To ensure that EU climate policy is in line with the goals of the Paris Agreement, and takes into account substantial recent shifts in the technical and political framework, the EU needs a new long-term climate strategy that will supersede the 2050 Roadmap that was issued in 2011.
Despite the efficiencies and benefits associated with the collaborative economy, there are concerns about how it can be properly regulated. The difference in regulatory regimes for online and offline services can lead in some cases to situations of unfair market competition.
The author looks at how concentrated corporate R&D is in Europe, compared with sales and employment. The US and China are more likely to produce new R&D leaders that take over some of the top positions from incumbent R&D leaders. How is the EU coping with technology shifts and creating the next generation of new leading firms?
The European Union has the long-term vision to reduce its greenhouse gas emissions by 80-95 percent by 2050 compared to 1990 and it adopted in 2014 a binding 40 percent emissions reduction target to be achieved by 2030. Transport is therefore set to become the main obstacle to the achievement of the EU’s decarbonisation goals.
Bank failures have multiple causes though they are typically precipitated by a rapidly unfolding funding crisis. The European Union’s new prudential liquidity requirements offer some safeguards against risky funding models, but will not prevent such scenarios. The speed of events seen in the 2017 resolution of a Spanish bank offers a number of lessons for the further strengthening of the resolution framework within the euro area, in particular in terms of inter-agency coordination, the use of payments moratoria and funding of the resolution process.
The EU is a relatively open economy and has benefited from the multilateral system. We argue that the EU should defend its strategic interests. The Singapore ruling has offered a useful clarification on trade policy. Addressing internal imbalances would also increase external credibility. Finally, strengthening Europe's social model would provide a counter-model to protectionist temptations.
Fintech has the potential to change financial intermediation structures substantially. It could disrupt existing financial intermediation with new business models empowered by intelligent algorithms, big data, cloud computing and artificial intelligence.
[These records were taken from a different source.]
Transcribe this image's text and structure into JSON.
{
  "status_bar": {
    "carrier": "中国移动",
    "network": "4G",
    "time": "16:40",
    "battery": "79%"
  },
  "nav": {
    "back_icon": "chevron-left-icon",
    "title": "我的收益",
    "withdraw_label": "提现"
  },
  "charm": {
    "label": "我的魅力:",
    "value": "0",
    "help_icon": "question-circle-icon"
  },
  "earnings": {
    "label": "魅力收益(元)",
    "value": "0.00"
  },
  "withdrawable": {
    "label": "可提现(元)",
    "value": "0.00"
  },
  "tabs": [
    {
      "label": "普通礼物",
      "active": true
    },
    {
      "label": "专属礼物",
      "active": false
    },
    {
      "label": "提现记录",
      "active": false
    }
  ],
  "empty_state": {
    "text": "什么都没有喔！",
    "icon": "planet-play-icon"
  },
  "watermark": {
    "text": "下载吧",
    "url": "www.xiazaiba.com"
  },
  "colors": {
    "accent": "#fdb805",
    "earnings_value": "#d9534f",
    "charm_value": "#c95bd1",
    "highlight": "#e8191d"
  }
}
With the European Globalisation Adjustment Fund (EGF), the EU now has an instrument to help workers negatively affected by trade find new jobs. However, only a small proportion of EU workers affected by globalisation receive EGF financing. How to improve the EGF? Revising the eligibility criteria to qualify for EGF assistance, enlarging the scope of the programme beyond globalisation and collecting more and better data to enable a proper evaluation of the programme.
There will be a €94 billion Brexit-related hole in the EU budget for 2021-27 if business continues as before and the United Kingdom does not contribute. The authors show that freezing agriculture and cohesion spending in real terms would fill the hole, but new priorities would then need to be funded by an increase in the percent of GNI contribution.
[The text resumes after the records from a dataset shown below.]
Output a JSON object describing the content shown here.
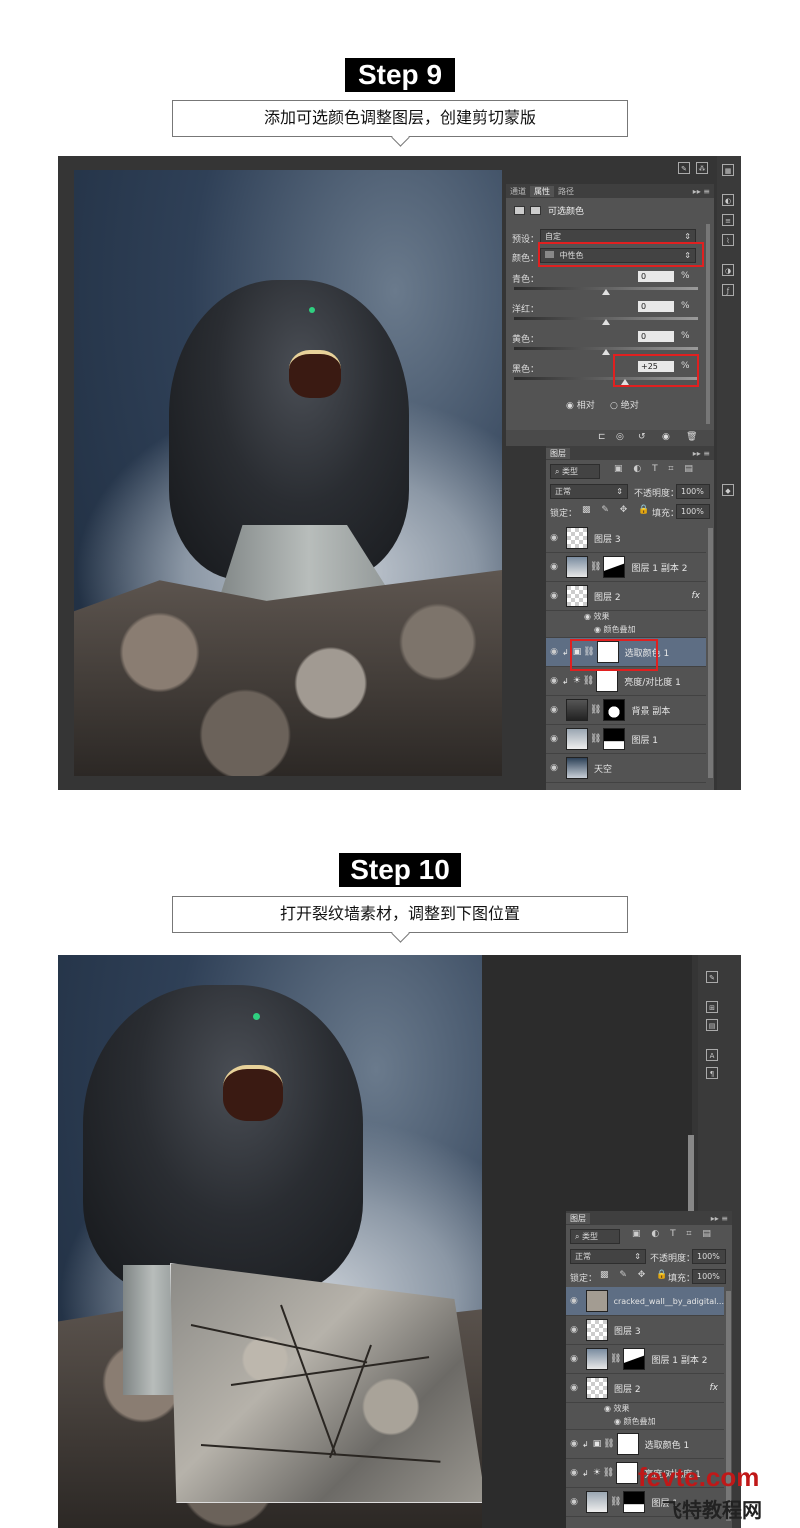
{
  "step9": {
    "badge": "Step 9",
    "caption": "添加可选颜色调整图层，创建剪切蒙版",
    "properties_panel": {
      "tabs": [
        "通道",
        "属性",
        "路径"
      ],
      "title": "可选颜色",
      "preset_label": "预设：",
      "preset_value": "自定",
      "colors_label": "颜色：",
      "colors_value": "中性色",
      "sliders": [
        {
          "label": "青色：",
          "value": "0",
          "unit": "%",
          "level": 0.5
        },
        {
          "label": "洋红：",
          "value": "0",
          "unit": "%",
          "level": 0.5
        },
        {
          "label": "黄色：",
          "value": "0",
          "unit": "%",
          "level": 0.5
        },
        {
          "label": "黑色：",
          "value": "+25",
          "unit": "%",
          "level": 0.625
        }
      ],
      "radio_relative": "相对",
      "radio_absolute": "绝对"
    },
    "layers_panel": {
      "tab": "图层",
      "filter": "类型",
      "blend_mode": "正常",
      "opacity_label": "不透明度：",
      "opacity_value": "100%",
      "lock_label": "锁定：",
      "fill_label": "填充：",
      "fill_value": "100%",
      "layers": [
        {
          "name": "图层 3"
        },
        {
          "name": "图层 1 副本 2"
        },
        {
          "name": "图层 2",
          "fx": "fx"
        },
        {
          "name": "效果",
          "sub": true
        },
        {
          "name": "颜色叠加",
          "sub": true
        },
        {
          "name": "选取颜色 1",
          "selected": true
        },
        {
          "name": "亮度/对比度 1"
        },
        {
          "name": "背景 副本"
        },
        {
          "name": "图层 1"
        },
        {
          "name": "天空"
        }
      ]
    }
  },
  "step10": {
    "badge": "Step 10",
    "caption": "打开裂纹墙素材，调整到下图位置",
    "layers_panel": {
      "tab": "图层",
      "filter": "类型",
      "blend_mode": "正常",
      "opacity_label": "不透明度：",
      "opacity_value": "100%",
      "lock_label": "锁定：",
      "fill_label": "填充：",
      "fill_value": "100%",
      "layers": [
        {
          "name": "cracked_wall__by_adigital...",
          "selected": true
        },
        {
          "name": "图层 3"
        },
        {
          "name": "图层 1 副本 2"
        },
        {
          "name": "图层 2",
          "fx": "fx"
        },
        {
          "name": "效果",
          "sub": true
        },
        {
          "name": "颜色叠加",
          "sub": true
        },
        {
          "name": "选取颜色 1"
        },
        {
          "name": "亮度/对比度 1"
        },
        {
          "name": "图层 1"
        }
      ]
    },
    "watermark_top": "fevte.com",
    "watermark_bottom": "飞特教程网"
  }
}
Why is it so hard to reach the Europe 2020 ‘poverty’ target? What does the poverty indicator actually measure? Why was the Lisbon strategy goal of tackling poverty a failure? Zsolt Darvas analyse the data to show how the Europe 2020 strategy’s poverty indicator essentially measures income inequality, not poverty.
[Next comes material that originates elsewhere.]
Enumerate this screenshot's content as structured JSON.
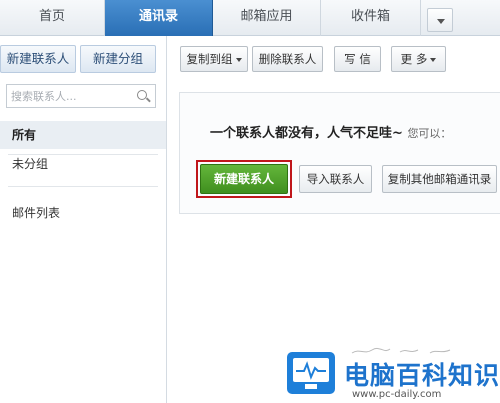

This paper analyses the interactions between, on one hand, monetary policy and financial stability responsibilities of the ECB and, on the other hand, Post-Trading-Financial Market Infrastructures. In the author's opinion, payment Systems are critical for monetary policy while Central Counter Parties (CCPs) are critical for financial stability. However, in stressed conditions CCPs can be the source of risks also for monetary policy.